::: SOURCE RECORDS :::
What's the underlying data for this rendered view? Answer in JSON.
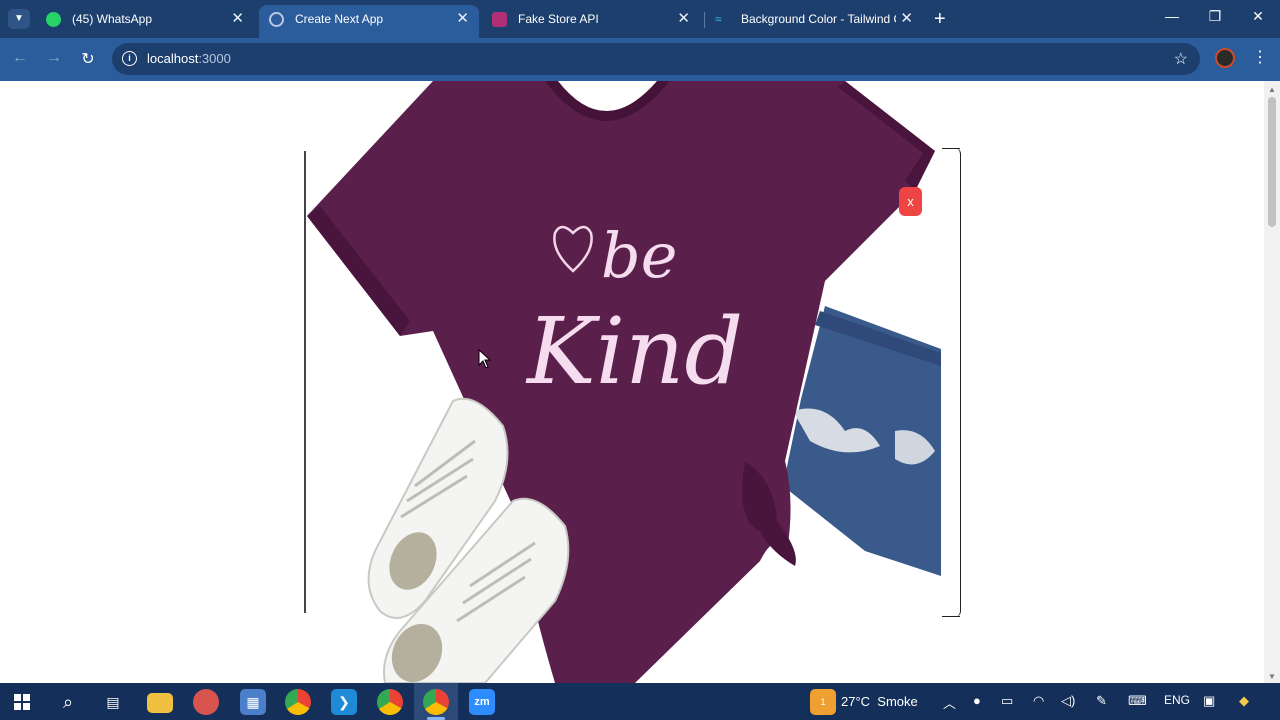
{
  "tabs": [
    {
      "label": "(45) WhatsApp",
      "icon": "whatsapp-icon",
      "active": false
    },
    {
      "label": "Create Next App",
      "icon": "globe-icon",
      "active": true
    },
    {
      "label": "Fake Store API",
      "icon": "fake-store-icon",
      "active": false
    },
    {
      "label": "Background Color - Tailwind CSS",
      "icon": "tailwind-icon",
      "active": false
    }
  ],
  "address": {
    "host": "localhost",
    "port": ":3000"
  },
  "modal": {
    "close_label": "x"
  },
  "product_image": {
    "print_line1": "be",
    "print_line2": "Kind",
    "shirt_color": "#5b1f4c",
    "accent_color": "#ef4444"
  },
  "taskbar": {
    "weather_temp": "27°C",
    "weather_desc": "Smoke",
    "weather_badge": "1",
    "language": "ENG",
    "apps": [
      "start-icon",
      "search-icon",
      "task-view-icon",
      "file-explorer-icon",
      "snipping-icon",
      "calculator-icon",
      "chrome-icon",
      "vscode-icon",
      "chrome-profile-icon",
      "chrome-active-icon",
      "zoom-icon"
    ],
    "zoom_label": "zm"
  }
}
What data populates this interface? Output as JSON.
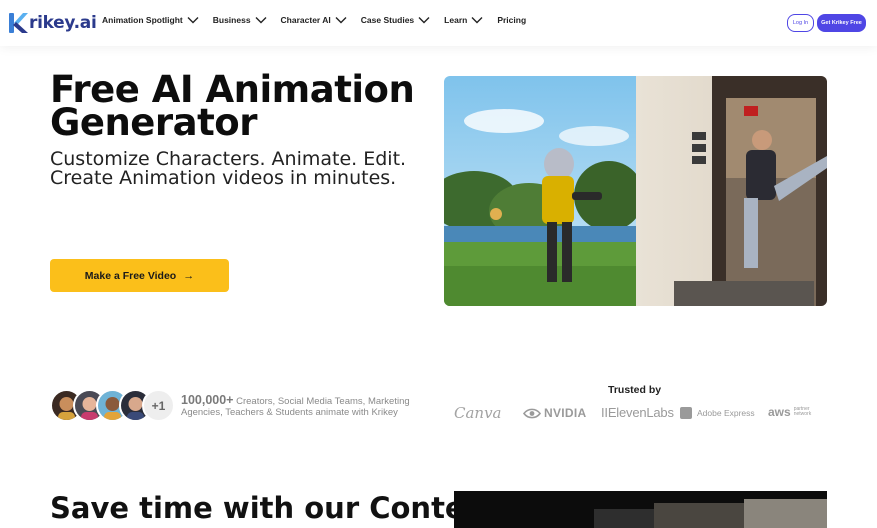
{
  "brand": {
    "name": "rikey.ai",
    "logo_icon": "krikey-k-logo",
    "accent": "#4f46e5",
    "logo_blue": "#2b3a8c"
  },
  "nav": {
    "items": [
      {
        "label": "Animation Spotlight",
        "dropdown": true
      },
      {
        "label": "Business",
        "dropdown": true
      },
      {
        "label": "Character AI",
        "dropdown": true
      },
      {
        "label": "Case Studies",
        "dropdown": true
      },
      {
        "label": "Learn",
        "dropdown": true
      },
      {
        "label": "Pricing",
        "dropdown": false
      }
    ],
    "login_label": "Log In",
    "cta_label": "Get Krikey Free"
  },
  "hero": {
    "title": "Free AI Animation Generator",
    "subtitle": "Customize Characters. Animate. Edit. Create Animation videos in minutes.",
    "button_label": "Make a Free Video",
    "button_icon": "arrow-right-icon",
    "button_color": "#fbbf1a"
  },
  "proof": {
    "more_label": "+1",
    "count": "100,000+",
    "text": " Creators, Social Media Teams, Marketing Agencies, Teachers & Students animate with Krikey"
  },
  "trusted": {
    "heading": "Trusted by",
    "brands": [
      {
        "name": "Canva"
      },
      {
        "name": "NVIDIA"
      },
      {
        "name": "IIElevenLabs"
      },
      {
        "name": "Adobe Express"
      },
      {
        "name": "aws",
        "sub": "partner network"
      }
    ]
  },
  "section2": {
    "title": "Save time with our Content"
  }
}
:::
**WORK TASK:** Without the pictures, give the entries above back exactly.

**RESPONSE BOX:**
What's the underlying data for this rendered view? Answer in JSON.
{
  "tabs": [
    {
      "label": "(45) WhatsApp",
      "icon": "whatsapp-icon",
      "active": false
    },
    {
      "label": "Create Next App",
      "icon": "globe-icon",
      "active": true
    },
    {
      "label": "Fake Store API",
      "icon": "fake-store-icon",
      "active": false
    },
    {
      "label": "Background Color - Tailwind CSS",
      "icon": "tailwind-icon",
      "active": false
    }
  ],
  "address": {
    "host": "localhost",
    "port": ":3000"
  },
  "modal": {
    "close_label": "x"
  },
  "product_image": {
    "print_line1": "be",
    "print_line2": "Kind",
    "shirt_color": "#5b1f4c",
    "accent_color": "#ef4444"
  },
  "taskbar": {
    "weather_temp": "27°C",
    "weather_desc": "Smoke",
    "weather_badge": "1",
    "language": "ENG",
    "apps": [
      "start-icon",
      "search-icon",
      "task-view-icon",
      "file-explorer-icon",
      "snipping-icon",
      "calculator-icon",
      "chrome-icon",
      "vscode-icon",
      "chrome-profile-icon",
      "chrome-active-icon",
      "zoom-icon"
    ],
    "zoom_label": "zm"
  }
}
What data populates this interface? Output as JSON.
{
  "brand": {
    "name": "rikey.ai",
    "logo_icon": "krikey-k-logo",
    "accent": "#4f46e5",
    "logo_blue": "#2b3a8c"
  },
  "nav": {
    "items": [
      {
        "label": "Animation Spotlight",
        "dropdown": true
      },
      {
        "label": "Business",
        "dropdown": true
      },
      {
        "label": "Character AI",
        "dropdown": true
      },
      {
        "label": "Case Studies",
        "dropdown": true
      },
      {
        "label": "Learn",
        "dropdown": true
      },
      {
        "label": "Pricing",
        "dropdown": false
      }
    ],
    "login_label": "Log In",
    "cta_label": "Get Krikey Free"
  },
  "hero": {
    "title": "Free AI Animation Generator",
    "subtitle": "Customize Characters. Animate. Edit. Create Animation videos in minutes.",
    "button_label": "Make a Free Video",
    "button_icon": "arrow-right-icon",
    "button_color": "#fbbf1a"
  },
  "proof": {
    "more_label": "+1",
    "count": "100,000+",
    "text": " Creators, Social Media Teams, Marketing Agencies, Teachers & Students animate with Krikey"
  },
  "trusted": {
    "heading": "Trusted by",
    "brands": [
      {
        "name": "Canva"
      },
      {
        "name": "NVIDIA"
      },
      {
        "name": "IIElevenLabs"
      },
      {
        "name": "Adobe Express"
      },
      {
        "name": "aws",
        "sub": "partner network"
      }
    ]
  },
  "section2": {
    "title": "Save time with our Content"
  }
}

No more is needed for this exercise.